No change at the top or in Super Rugby process after EGM

Super Rugby
Beth Newman Profile
by Beth Newman

There will be no immediate change at the top of the ARU, and still no more clarity on when a final decision will be made on cutting a Super Rugby team, after an ARU extraordinary general meeting on Tuesday.

The majority of ARU members, in a meeting that included both Rebels centre Tom English and Force veteran Matt Hodgson as RUPA representatives, voted in favour of condensing from five Super Rugby teams to four, a debate that surrounded two resolutions.

Its members supported a third resolution on setting up a meeting to potentially establish a Super Rugby commission.

ARU Chairman Cameron Clyne said the issue of a change at the top didn't even arise in the 'civil' meeting, that went for close to three hours on Tuesday, after comments by CEO Bill Pulver on Sunday that if he felt the room was against him, he would resign immediately.

"The meeting was actually conducted in a very respectful and civil way," he said.

Bill Pulver admitted expansion was a mistake.
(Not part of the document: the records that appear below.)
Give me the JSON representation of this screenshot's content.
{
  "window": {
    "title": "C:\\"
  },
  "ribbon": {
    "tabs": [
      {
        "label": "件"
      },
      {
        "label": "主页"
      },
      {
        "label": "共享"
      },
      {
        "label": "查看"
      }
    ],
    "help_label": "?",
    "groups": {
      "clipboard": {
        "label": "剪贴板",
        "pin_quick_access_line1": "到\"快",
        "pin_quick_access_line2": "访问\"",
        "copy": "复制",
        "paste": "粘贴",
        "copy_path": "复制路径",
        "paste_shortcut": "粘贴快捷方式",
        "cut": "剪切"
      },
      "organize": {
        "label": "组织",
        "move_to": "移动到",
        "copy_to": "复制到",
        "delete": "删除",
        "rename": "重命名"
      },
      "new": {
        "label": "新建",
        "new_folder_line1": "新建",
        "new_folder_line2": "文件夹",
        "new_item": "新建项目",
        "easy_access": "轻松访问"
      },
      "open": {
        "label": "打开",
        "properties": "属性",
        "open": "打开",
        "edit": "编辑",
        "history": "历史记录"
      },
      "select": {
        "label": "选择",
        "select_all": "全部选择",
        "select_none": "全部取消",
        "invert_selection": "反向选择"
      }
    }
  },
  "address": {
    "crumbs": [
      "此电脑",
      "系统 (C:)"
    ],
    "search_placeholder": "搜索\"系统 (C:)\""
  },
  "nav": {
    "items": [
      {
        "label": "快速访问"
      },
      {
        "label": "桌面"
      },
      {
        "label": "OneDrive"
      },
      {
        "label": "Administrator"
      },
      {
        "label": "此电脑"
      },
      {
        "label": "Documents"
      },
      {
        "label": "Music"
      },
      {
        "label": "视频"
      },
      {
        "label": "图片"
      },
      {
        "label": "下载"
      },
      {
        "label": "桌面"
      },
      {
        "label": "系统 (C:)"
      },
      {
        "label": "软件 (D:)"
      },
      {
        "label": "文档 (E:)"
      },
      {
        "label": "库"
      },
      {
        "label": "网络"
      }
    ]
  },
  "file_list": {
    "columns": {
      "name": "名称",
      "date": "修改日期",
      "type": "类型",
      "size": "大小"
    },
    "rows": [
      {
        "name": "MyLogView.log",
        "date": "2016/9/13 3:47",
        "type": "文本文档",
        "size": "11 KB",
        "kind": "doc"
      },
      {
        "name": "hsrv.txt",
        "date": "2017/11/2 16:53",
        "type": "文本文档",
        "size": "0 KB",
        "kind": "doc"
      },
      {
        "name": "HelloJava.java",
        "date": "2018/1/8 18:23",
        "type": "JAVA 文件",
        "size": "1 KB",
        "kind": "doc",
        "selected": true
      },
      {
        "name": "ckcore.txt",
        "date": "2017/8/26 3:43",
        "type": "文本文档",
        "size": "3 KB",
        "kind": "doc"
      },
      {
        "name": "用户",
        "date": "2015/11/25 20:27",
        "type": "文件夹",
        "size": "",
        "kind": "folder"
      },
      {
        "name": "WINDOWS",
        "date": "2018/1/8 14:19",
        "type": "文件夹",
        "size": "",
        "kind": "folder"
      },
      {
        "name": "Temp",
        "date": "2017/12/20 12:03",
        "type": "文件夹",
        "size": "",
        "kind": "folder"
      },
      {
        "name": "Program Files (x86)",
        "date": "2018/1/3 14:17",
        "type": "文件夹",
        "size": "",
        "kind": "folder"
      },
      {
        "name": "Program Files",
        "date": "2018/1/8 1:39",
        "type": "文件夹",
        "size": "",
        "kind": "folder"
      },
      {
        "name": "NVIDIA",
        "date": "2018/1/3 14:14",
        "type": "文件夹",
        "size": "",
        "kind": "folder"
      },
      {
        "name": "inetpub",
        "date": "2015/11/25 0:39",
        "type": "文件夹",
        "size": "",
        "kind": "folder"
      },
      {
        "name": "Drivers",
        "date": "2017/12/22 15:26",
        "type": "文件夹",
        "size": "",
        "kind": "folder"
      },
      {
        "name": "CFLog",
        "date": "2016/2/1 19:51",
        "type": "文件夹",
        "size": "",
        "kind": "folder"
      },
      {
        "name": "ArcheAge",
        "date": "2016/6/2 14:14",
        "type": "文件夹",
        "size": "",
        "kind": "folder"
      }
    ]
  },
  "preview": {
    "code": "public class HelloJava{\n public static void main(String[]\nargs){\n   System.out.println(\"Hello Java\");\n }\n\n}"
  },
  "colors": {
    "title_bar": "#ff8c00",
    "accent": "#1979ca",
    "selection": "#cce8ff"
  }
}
Photo: Getty Images"We recognised that these are long term trends and everybody in the room - the ARU board right through to all the others - we’ve all got accountability for what are long-term trends, not just in rugby, but in sport.

"It was actually a very constructive and civil discussion, there were no discussions of leadership changes or anything like that.

"He (Pulver) was just making the obvious point that these are difficult changes to drive through and that to drive them through you need support ideally of all the stakeholders."

Those first two votes are significant in the sense that it aligns with the ARU's public stance last month that teams were supportive of a quick decision to cut a team, but that changed when the Force and the Rebels were named as those in the firing line on April 10.

Despite the majority voting in favour of staying on the four-team path, Clyne couldn't provide any clarity on a timeline for the process to be over, 71 days after the now infamous '48-72 hour' deadline, with mediation to begin with the Rebels next week and arbitration with WA Rugby starting on July 31.

"We’ve got teams that are looking to stay in the competition so we can’t control that time frame," he said.

"We’ve always said we’d like to bring it to resolution as quickly as possible but we don’t control that timing." - Cameron Clyne

"People were saying (before that April meeting) if you make a decision, make it quickly and move on. We were very happy to do that and that's why we put out a time frame of 48-72 hours.

'When you're making a difficult change, I accept there is criticism that it's taken time.

"Had I come out on April 10 and said we're  going to exit a team and it's going to take four months, there's be equal criticism coming back."

Though little tangible outcomes resulted from the meeting, originally called by the VRU and RUPA, Clyne maintained it was a worthwhile discussion, focused as much on improving win-loss records as anything else.

"We were able to talk through some of the (longer-term) declines, the way that fans are engaging differently with sports," he said.

"We were also able to highlight the fact our on-field performance has actually stepped down from the introduction of fourth team and then a fifth team."

"One thing we know is that if teams are performing, you do engage more fans (and) if you engage more fans, you get more people watching the game, you get more people going to the games.

"It's a straight correlation between that and I think we talked through some of the issues around that and were able to get some ideas going about how we can improve that going forward."

The establishment of a Super Rugby commission could be seen as simply another level of governance in an already bureaucracy heavy football code.

Clyne said the support for that motion would not necessarily mean the commission would come to fruition.

"In many respects we have an advisory group already, we have the strategy advisory group, which is all the franchise CEOs with Bill and representatives from smaller states," he said.

"We had it (a Super Rugby commission)  in the past and it was actually disbanded because we felt to be a duplication but we’re very happy to discuss it but I think that's something to happen in the future."